potentiate the action of diazepam, chlordiazepoxide, tricyclic antidepressants
and theophyline6. Thus, lower doses of these agents may
be effective in COC users. On the other hand, COC users may require
larger doses of acetaminophen and aspirin7.
5.6 When to start COC pills
COCs can be started on any day within
the first five days of menstrual bleeding, preferably on the first
day . It may be started between 5-14 days of menstrual cycle (if
the woman has not had unprotected sex in that cycle and pregnancy
is excluded) with an additional contraceptive method like condom
or spermicide for the next seven days. Patient should be warned
of a change in menstrual pattern.
to six weeks after childbirth in non-lactating mothers. If started
later than 6 weeks, pregnancy should be ruled out.
first 7 days of a first or second trimester abortion.
after stopping any other contraceptive method.
5.7 Instructions to the
the client should be instructed to take one pill every day at
the same time and link it with a routine daily activity to help
if provided with 28 pill packet, she
should start another packet from the very next day without any
if provided with 21 pill packet, she
should wait for 7 days after finishing the pack and then start
the first pill from the next packet. It should be emphasized that
a gap of more than 7 days will decrease the efficacy of COCs.
5.8 Instructions to the patient
of missed pill
if one white pill is missed, she should
take that pill as soon as she remembers and the next pill on the
usual time. No additional contraceptive method is required.
if she misses 2 pills in the first two

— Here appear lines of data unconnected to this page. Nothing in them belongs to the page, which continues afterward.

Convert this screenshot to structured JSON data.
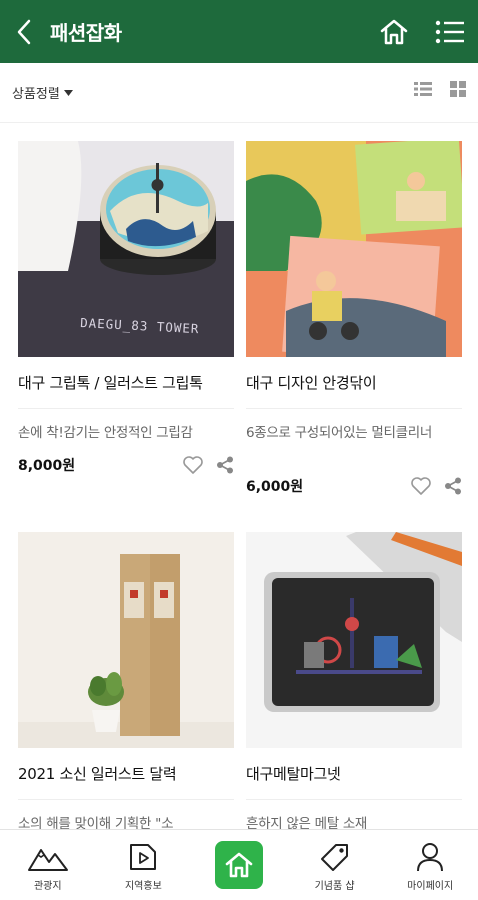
{
  "header": {
    "title": "패션잡화"
  },
  "sort": {
    "label": "상품정렬"
  },
  "products": [
    {
      "title": "대구 그립톡 / 일러스트 그립톡",
      "description": "손에 착!감기는 안정적인 그립감",
      "price": "8,000원"
    },
    {
      "title": "대구 디자인 안경닦이",
      "description": "6종으로 구성되어있는 멀티클리너",
      "price": "6,000원"
    },
    {
      "title": "2021 소신 일러스트 달력",
      "description": "소의 해를 맞이해 기획한 \"소"
    },
    {
      "title": "대구메탈마그넷",
      "description": "흔하지 않은 메탈 소재"
    }
  ],
  "image_text": {
    "grip_caption": "DAEGU_83 TOWER"
  },
  "bottom_nav": {
    "tour": "관광지",
    "promo": "지역홍보",
    "souvenir": "기념품 샵",
    "mypage": "마이페이지"
  },
  "colors": {
    "header": "#1e6a3c",
    "home_accent": "#2fb34a"
  }
}
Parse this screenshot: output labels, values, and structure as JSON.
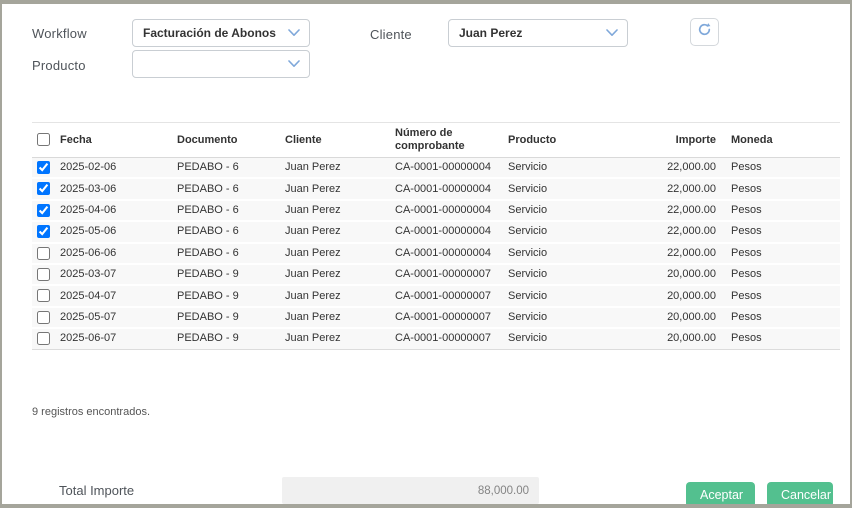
{
  "filters": {
    "workflow": {
      "label": "Workflow",
      "value": "Facturación de Abonos"
    },
    "cliente": {
      "label": "Cliente",
      "value": "Juan Perez"
    },
    "producto": {
      "label": "Producto",
      "value": ""
    }
  },
  "toolbar": {
    "refresh_icon": "refresh"
  },
  "table": {
    "columns": [
      "Fecha",
      "Documento",
      "Cliente",
      "Número de comprobante",
      "Producto",
      "Importe",
      "Moneda"
    ],
    "rows": [
      {
        "checked": true,
        "fecha": "2025-02-06",
        "documento": "PEDABO - 6",
        "cliente": "Juan Perez",
        "comprobante": "CA-0001-00000004",
        "producto": "Servicio",
        "importe": "22,000.00",
        "moneda": "Pesos"
      },
      {
        "checked": true,
        "fecha": "2025-03-06",
        "documento": "PEDABO - 6",
        "cliente": "Juan Perez",
        "comprobante": "CA-0001-00000004",
        "producto": "Servicio",
        "importe": "22,000.00",
        "moneda": "Pesos"
      },
      {
        "checked": true,
        "fecha": "2025-04-06",
        "documento": "PEDABO - 6",
        "cliente": "Juan Perez",
        "comprobante": "CA-0001-00000004",
        "producto": "Servicio",
        "importe": "22,000.00",
        "moneda": "Pesos"
      },
      {
        "checked": true,
        "fecha": "2025-05-06",
        "documento": "PEDABO - 6",
        "cliente": "Juan Perez",
        "comprobante": "CA-0001-00000004",
        "producto": "Servicio",
        "importe": "22,000.00",
        "moneda": "Pesos"
      },
      {
        "checked": false,
        "fecha": "2025-06-06",
        "documento": "PEDABO - 6",
        "cliente": "Juan Perez",
        "comprobante": "CA-0001-00000004",
        "producto": "Servicio",
        "importe": "22,000.00",
        "moneda": "Pesos"
      },
      {
        "checked": false,
        "fecha": "2025-03-07",
        "documento": "PEDABO - 9",
        "cliente": "Juan Perez",
        "comprobante": "CA-0001-00000007",
        "producto": "Servicio",
        "importe": "20,000.00",
        "moneda": "Pesos"
      },
      {
        "checked": false,
        "fecha": "2025-04-07",
        "documento": "PEDABO - 9",
        "cliente": "Juan Perez",
        "comprobante": "CA-0001-00000007",
        "producto": "Servicio",
        "importe": "20,000.00",
        "moneda": "Pesos"
      },
      {
        "checked": false,
        "fecha": "2025-05-07",
        "documento": "PEDABO - 9",
        "cliente": "Juan Perez",
        "comprobante": "CA-0001-00000007",
        "producto": "Servicio",
        "importe": "20,000.00",
        "moneda": "Pesos"
      },
      {
        "checked": false,
        "fecha": "2025-06-07",
        "documento": "PEDABO - 9",
        "cliente": "Juan Perez",
        "comprobante": "CA-0001-00000007",
        "producto": "Servicio",
        "importe": "20,000.00",
        "moneda": "Pesos"
      }
    ]
  },
  "summary": {
    "records_text": "9 registros encontrados."
  },
  "footer": {
    "total_label": "Total Importe",
    "total_value": "88,000.00",
    "accept_label": "Aceptar",
    "cancel_label": "Cancelar"
  },
  "colors": {
    "accent_green": "#53c08f",
    "icon_blue": "#6f9fd8",
    "frame_gray": "#a5a59b",
    "row_gray": "#f8f8f8"
  }
}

weeks, she should take two pills on each of the next two days
and an additional method is to be used for next 7 days.
if she misses two pills in the third
week, or more than 2 active pills are missed at any time, then
a new packet has to be started on the same day and an additional
contraceptive method to be used for 7 days .
if she misses one brown tablet then
she should throw the missed pill and take rest of the tablets
Note : Even if no pills are missed,
woman should be instructed to use a back-up method for 7 days
after an episode of gastroenteritis.
If unprotected sex has taken place, after missing pills
emergency contraception should be prescribed.